A series of strong storms will move across the region into next week. The strongest storms are expected later today through Thursday, over the weekend, and again early next week. Widespread damaging winds are expected from late this afternoon into Thursday morning. Heavy precipitation will keep flooding threats elevated and mountain travel impacts at the forefront into next week. Flood Watch through Friday morning. High Wind Warning from 10 AM this morning to 4 PM PST Thursday. Flash Flood Watch from this afternoon through Thursday morning. Winter Storm Warning from 7 AM this morning to 4 AM PST Friday.

Weather Timeline


Impressive satellite picture off the coast early this morning as the strong approaching system continues to mature. Cloud tops continue to cool and lightning detection is picking up some strikes indicative of continued strengthening. Ahead of the system, it’s the quiet before the storm with relatively light winds and patches of thick fog across portions of the Central Valley. The break in the weather which began Tuesday afternoon is about to end.

Storm 1 - Rain Today - Thursday

The warm-sector will spread across the region this morning bringing widespread light to moderate precipitation. Snow levels will start out around 3-4k ft across the northern mountains and 4-5k ft in the northern Sierra, but are forecast to rise considerably later today and tonight before settling in around 5-6k ft on Thursday. Several feet of snowfall accumulation is likely across the higher passes through Thursday.

Storm 1 - Snow Today - Thursday

Some areas will see a break in the rain this afternoon as the warm front lifts north, but gusty southerly winds will begin to increase this afternoon as surface gradient tightens ahead of the approaching cold front.

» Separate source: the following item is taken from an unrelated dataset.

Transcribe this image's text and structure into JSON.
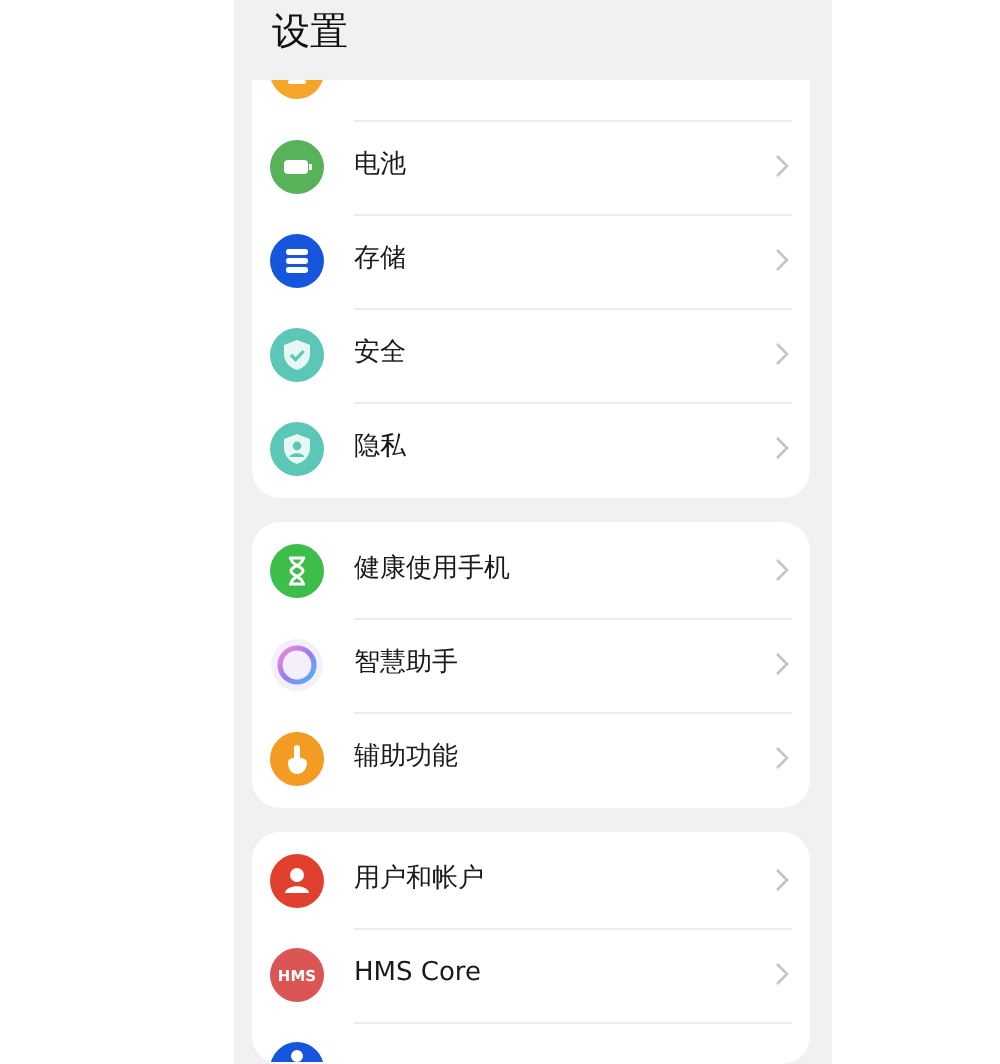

Storm 1 - Wind This Afternoon - Early Thursday

The strong southerly winds will peak overnight when widespread power outages will be possible as gusts reach 50-70 mph across the Central Valley.

The period of heaviest precipitation will occur late this afternoon into Thursday as the front moves through. With stronger southerly flow, the pattern favors the heaviest QPF in the mountains north of Redding and across the Feather Basin in eastern Butte and western Plumas counties where 6-8 inches of rain are forecast. The foothills on the west side of the Central Valley may also see some orographic enhancement with strong southeast winds ahead of the front.

Storm 1 - Excessive Rainfall Today - Thursday

Flooding on creeks, streams and small rivers will likely develop tonight and Thursday as runoff from the heavier precipitation works its way downstream.

Some of the recent burn scars will also be at elevated risk of mud and debris flow, particularly tonight.

Debris Flows Possible. Timing: 4 PM Wednesday January 4th – 7 AM Thursday January 5th, 2023. Map on the left shows a Flash Flood Watch for the August Complex, Dixie West, River, Mosquito and Caldor West burn scars. Forecast: Heavy rainfall rates can lead to flooding & debris flows over recent burn areas. Precautions: Get out of debris flow danger area before storm arrives. Move to higher ground away from rivers or streams. Follow evacuation orders. Have an evacuation plan & emergency kit. Stay tuned to local media for weather updates

As flood, wind and snow impacts rise, travel will become increasingly difficult, and will become especially treacherous overnight tonight into Thursday.

Storm 1 - Debris Flows This Evening - Early Thursday Morning

A relative break in weather is expected Thursday night through early Saturday, then another moderate to strong AR will affect the region over the weekend bringing more heavy precipitation and gusty winds.

Extended Discussion (Sunday through Wednesday)

Clusters and ensembles support continuing a very wet and windy pattern into next week. Storms are forecast to affect the region continuously with only brief respites in between. Currently, it’s looking like a moderate to strong AR will be winding down later Sunday, then another will quickly move into the region Monday and Tuesday, followed by another around the middle of next week.

The cumulative effect of the repeated rounds of moderate to heavy rain will lead to the potential for more widespread flooding with increasingly severe impacts.

Snow levels are forecast to mainly stay in the 4-6k ft range with brief rises as warm sectors with each wave move through, but accumulations will likely be measured in feet over the passes (GEF plumes for KBLU (around 5k ft elevation) show an average of around 2.5 ft of snow accumulation by early next week with a significant number of ensemble members showing 4-5 ft of accumulation by the end next week. Amounts over the higher passes will likely be significantly higher).

In addition to the rain, several more bouts of strong southerly winds will be possible early next week.